:: Exercise goal ::
Only the lines holding the string "main" are needed; copy each of them from the data.
::::
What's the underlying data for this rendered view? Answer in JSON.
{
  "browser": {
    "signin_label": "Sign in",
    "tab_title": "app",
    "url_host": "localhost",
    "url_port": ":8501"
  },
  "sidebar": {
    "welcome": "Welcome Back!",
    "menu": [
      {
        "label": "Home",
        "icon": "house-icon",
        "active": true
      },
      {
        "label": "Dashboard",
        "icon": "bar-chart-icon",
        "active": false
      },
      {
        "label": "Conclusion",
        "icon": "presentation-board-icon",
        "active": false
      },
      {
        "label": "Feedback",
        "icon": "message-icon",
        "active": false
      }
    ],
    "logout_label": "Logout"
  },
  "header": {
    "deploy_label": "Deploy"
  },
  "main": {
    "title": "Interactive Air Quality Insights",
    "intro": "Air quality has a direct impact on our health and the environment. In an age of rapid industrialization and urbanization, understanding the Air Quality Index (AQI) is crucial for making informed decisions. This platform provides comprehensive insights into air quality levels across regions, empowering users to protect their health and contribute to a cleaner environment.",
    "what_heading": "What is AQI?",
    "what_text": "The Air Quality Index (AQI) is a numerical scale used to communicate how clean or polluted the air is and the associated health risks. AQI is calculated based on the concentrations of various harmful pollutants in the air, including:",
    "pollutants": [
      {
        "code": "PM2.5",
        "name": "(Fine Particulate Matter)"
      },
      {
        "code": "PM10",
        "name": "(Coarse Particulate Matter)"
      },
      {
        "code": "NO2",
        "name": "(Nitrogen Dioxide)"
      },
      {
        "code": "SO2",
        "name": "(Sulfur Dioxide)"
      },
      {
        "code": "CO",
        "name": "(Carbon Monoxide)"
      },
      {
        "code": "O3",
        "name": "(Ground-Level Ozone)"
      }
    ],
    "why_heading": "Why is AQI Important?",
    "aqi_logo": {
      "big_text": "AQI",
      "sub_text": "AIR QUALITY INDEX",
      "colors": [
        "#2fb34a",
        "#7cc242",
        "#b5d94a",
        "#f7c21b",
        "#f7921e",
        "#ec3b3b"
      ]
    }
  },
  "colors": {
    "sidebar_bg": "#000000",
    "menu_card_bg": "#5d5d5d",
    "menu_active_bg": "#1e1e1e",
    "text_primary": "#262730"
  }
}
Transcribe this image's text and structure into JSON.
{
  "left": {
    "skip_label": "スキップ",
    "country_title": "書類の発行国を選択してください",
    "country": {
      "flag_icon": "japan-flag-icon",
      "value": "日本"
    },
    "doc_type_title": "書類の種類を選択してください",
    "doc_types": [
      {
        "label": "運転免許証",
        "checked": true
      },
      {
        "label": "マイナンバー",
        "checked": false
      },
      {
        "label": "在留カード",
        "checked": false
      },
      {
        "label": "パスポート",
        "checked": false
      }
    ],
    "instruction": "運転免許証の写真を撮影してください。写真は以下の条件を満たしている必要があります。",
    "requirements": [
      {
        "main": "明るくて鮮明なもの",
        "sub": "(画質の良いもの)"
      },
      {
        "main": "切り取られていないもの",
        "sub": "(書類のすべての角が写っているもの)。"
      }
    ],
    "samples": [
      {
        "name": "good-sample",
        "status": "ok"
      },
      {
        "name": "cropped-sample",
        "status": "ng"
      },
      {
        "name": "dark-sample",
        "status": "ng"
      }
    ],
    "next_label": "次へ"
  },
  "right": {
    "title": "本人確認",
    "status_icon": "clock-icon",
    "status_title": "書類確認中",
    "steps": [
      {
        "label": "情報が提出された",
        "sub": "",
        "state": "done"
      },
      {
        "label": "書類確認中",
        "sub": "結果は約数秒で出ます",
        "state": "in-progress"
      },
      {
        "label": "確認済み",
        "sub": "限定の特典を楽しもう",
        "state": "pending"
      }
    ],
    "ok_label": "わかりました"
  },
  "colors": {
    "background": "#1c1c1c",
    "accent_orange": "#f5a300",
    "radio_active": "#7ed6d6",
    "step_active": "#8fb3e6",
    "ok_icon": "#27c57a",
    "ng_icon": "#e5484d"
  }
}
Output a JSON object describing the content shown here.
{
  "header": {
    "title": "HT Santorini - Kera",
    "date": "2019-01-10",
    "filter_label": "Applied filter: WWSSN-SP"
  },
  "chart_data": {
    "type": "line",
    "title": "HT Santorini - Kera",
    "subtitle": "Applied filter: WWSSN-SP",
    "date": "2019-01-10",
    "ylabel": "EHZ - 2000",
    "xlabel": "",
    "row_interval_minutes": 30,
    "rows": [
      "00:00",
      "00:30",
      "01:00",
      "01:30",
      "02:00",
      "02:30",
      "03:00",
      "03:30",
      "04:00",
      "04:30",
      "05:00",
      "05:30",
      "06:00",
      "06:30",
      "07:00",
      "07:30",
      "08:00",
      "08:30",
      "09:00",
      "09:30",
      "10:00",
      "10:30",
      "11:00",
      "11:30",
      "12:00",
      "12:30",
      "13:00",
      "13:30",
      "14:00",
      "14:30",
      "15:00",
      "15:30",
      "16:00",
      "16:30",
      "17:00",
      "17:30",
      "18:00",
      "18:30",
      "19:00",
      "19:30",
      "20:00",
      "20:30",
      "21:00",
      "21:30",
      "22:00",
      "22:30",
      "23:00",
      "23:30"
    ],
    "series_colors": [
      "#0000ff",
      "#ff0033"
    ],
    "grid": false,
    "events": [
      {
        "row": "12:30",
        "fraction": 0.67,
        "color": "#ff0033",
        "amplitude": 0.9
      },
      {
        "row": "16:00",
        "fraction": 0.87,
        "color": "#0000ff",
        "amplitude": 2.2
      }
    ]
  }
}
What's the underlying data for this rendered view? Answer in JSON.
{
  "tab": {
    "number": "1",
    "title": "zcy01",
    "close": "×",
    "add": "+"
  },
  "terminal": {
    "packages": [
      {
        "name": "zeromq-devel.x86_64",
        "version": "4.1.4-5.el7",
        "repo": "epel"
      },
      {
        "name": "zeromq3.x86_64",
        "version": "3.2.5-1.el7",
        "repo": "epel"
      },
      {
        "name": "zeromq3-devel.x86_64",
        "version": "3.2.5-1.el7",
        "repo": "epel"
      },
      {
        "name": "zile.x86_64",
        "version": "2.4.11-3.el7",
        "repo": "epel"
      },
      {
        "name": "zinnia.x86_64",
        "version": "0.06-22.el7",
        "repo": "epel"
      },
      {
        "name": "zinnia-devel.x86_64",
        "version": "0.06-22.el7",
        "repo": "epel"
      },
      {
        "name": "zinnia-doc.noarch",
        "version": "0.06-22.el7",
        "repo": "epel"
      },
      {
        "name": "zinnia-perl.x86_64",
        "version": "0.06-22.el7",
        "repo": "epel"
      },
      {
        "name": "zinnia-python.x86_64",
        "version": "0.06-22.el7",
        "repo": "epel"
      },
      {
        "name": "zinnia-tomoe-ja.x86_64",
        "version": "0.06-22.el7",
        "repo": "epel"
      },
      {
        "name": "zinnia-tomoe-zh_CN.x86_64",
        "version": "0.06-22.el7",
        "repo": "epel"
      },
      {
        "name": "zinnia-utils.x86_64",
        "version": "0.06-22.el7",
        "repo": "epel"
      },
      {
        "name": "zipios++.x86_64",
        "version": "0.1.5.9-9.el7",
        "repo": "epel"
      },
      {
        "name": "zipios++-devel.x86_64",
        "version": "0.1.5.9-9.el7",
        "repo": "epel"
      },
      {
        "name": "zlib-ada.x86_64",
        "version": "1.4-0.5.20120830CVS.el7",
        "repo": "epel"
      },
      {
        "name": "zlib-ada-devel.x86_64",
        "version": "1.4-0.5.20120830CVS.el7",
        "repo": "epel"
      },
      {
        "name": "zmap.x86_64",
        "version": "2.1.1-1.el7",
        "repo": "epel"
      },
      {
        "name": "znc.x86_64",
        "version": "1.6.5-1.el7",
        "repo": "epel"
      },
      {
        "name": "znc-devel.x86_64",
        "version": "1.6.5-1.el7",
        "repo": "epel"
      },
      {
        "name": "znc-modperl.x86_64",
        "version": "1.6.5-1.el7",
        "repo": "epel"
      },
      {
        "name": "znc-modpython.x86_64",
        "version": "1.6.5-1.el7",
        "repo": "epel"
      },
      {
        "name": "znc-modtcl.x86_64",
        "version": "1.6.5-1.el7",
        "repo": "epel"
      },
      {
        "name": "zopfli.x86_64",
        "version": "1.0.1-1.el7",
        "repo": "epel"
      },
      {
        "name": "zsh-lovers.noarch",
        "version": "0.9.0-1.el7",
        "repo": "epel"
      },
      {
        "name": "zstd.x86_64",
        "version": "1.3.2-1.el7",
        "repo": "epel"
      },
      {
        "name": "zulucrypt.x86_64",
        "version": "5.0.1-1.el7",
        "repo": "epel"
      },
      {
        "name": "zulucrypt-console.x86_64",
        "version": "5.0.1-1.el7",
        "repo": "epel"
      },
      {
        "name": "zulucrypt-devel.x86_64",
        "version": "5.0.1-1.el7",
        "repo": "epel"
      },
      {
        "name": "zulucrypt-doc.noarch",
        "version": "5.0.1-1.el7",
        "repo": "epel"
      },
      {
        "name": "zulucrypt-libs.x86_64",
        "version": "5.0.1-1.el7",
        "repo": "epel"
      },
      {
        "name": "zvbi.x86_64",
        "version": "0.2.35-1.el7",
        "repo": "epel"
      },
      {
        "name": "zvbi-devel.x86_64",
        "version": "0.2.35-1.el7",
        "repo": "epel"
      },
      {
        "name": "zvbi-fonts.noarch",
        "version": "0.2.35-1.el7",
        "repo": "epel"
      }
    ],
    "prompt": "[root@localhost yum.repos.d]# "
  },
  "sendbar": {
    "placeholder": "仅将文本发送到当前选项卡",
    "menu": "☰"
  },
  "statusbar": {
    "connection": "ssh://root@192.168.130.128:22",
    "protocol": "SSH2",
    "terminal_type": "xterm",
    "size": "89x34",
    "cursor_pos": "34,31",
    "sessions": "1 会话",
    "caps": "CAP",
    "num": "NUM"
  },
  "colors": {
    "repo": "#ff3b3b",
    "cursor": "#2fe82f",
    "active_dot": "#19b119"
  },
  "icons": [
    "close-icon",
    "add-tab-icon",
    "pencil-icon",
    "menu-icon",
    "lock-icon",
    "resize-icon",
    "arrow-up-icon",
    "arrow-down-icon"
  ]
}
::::
:: Exercise output ::
  "main": {
        "main": "明るくて鮮明なもの",
        "main": "切り取られていないもの",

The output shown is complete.